Below is a view of The Blue Wall from the top of Glassy Mountain in Pickens, SC. (Read more about scenic overlooks in our area here.) Notice how the landscape changes drastically from rolling hills to grandiose mountains. This phenomenon can only be seen in the upstate of South Carolina.
This drastic change in elevation also results in something that visitors from around the country come to see... waterfalls! There are over 300 waterfalls in Oconee County alone. Below, you'll see just a few of our favorites. You can read more about the waterfalls in our region here.
Waterfalls from the top left to bottom right: Fall Creek Falls, Long Creek Falls, Spoonauger Falls, Yellow Branch Falls, Twin Falls, Opossum Creek Falls, King Creek Falls, Riley Moore Falls, and Issaqueena Falls.
Hundreds of waterfalls aren't the only breathtaking scenes that are created by The Blue Wall. This drastic change in elevation creates several unique geological features in the Upstate, including cliffs that drop off at nearly 300 ft, and incredibly deep gorges. The best place to see these gorges are none other than the Jocassee Gorges, which are so deep that micro weather patterns are created within them, resulting in incredible biodiversity of flora and fauna. These gorges are also a temperate rainforest, one of only 2 in the Lower 48 of the United States.
In the Jocassee Gorges, you can find the highest diversity of salamanders in the world as well as an incredibly rare flower called the Oconee Bell. This delicate, white flower only grows in the Southern Appalachian Mountains near the border of Georgia, North Carolina, and South Carolina. However, most of its habitat is in South Carolina in the Jocassee Gorges. You can see them bloom from mid-March through April.
Lake Hartwell Country is the land By the Blue Wall. It's magnificent beauty can be seen from the winding roads of Highway 11, to the main street of Pickens, to the back porch of Chattooga Belle Farm, all the way down to Big Water Marina in the southernmost parts of our region. To read more about The Blue Wall, click here.
Check out our interview with local expert and historian, Dennis Chastain, as he explains in detail why the Blue Wall is such a magnificent facet to the upstate of South Carolina:

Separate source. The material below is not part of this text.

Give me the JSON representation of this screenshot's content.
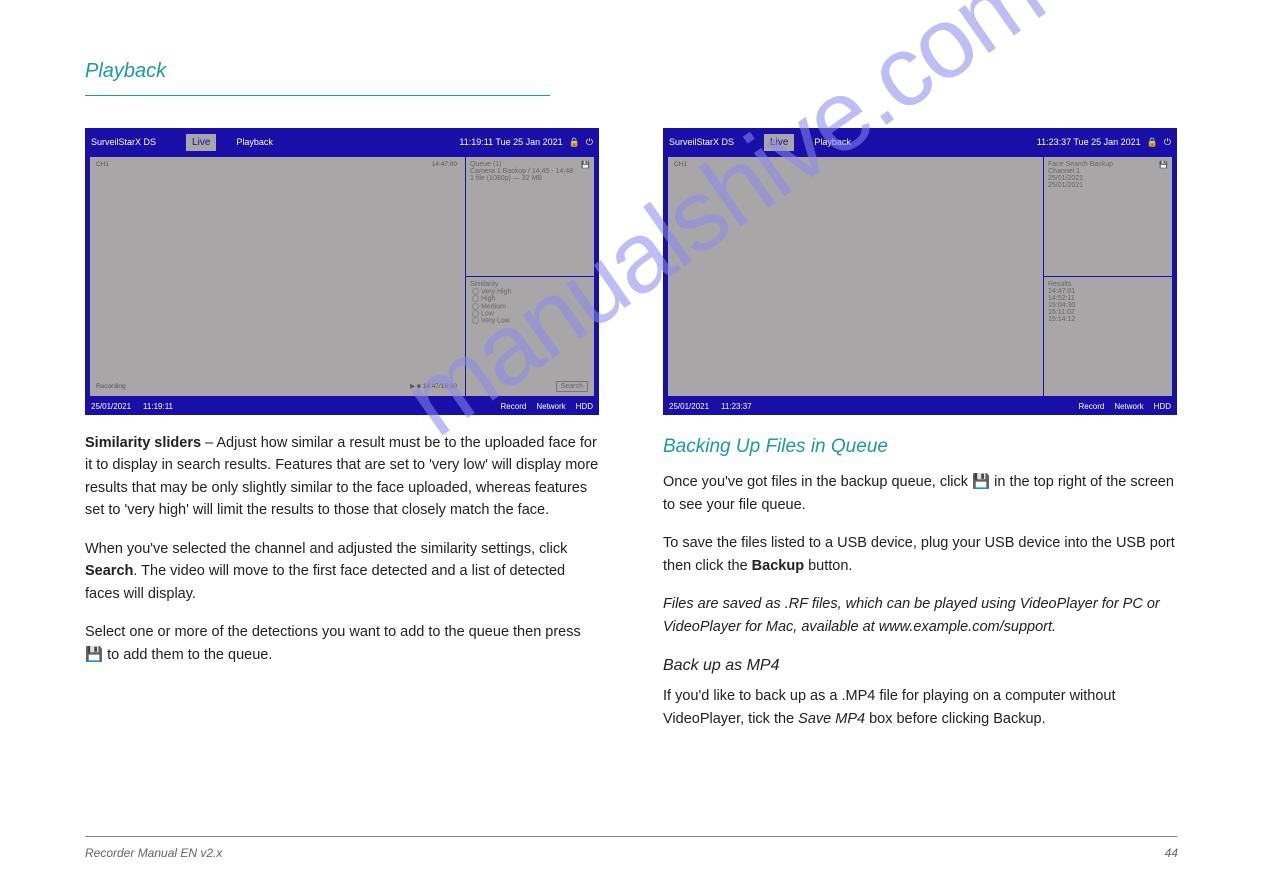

We hope to see you soon in Lake Hartwell Country and help you experience all of the incredible activities that the land By the Blue Wall has to offer! For more information, take a look around our website or keep up with us on Facebook and Instagram. You can also stop by our visitor center in Pendleton! We'll see y'all soon!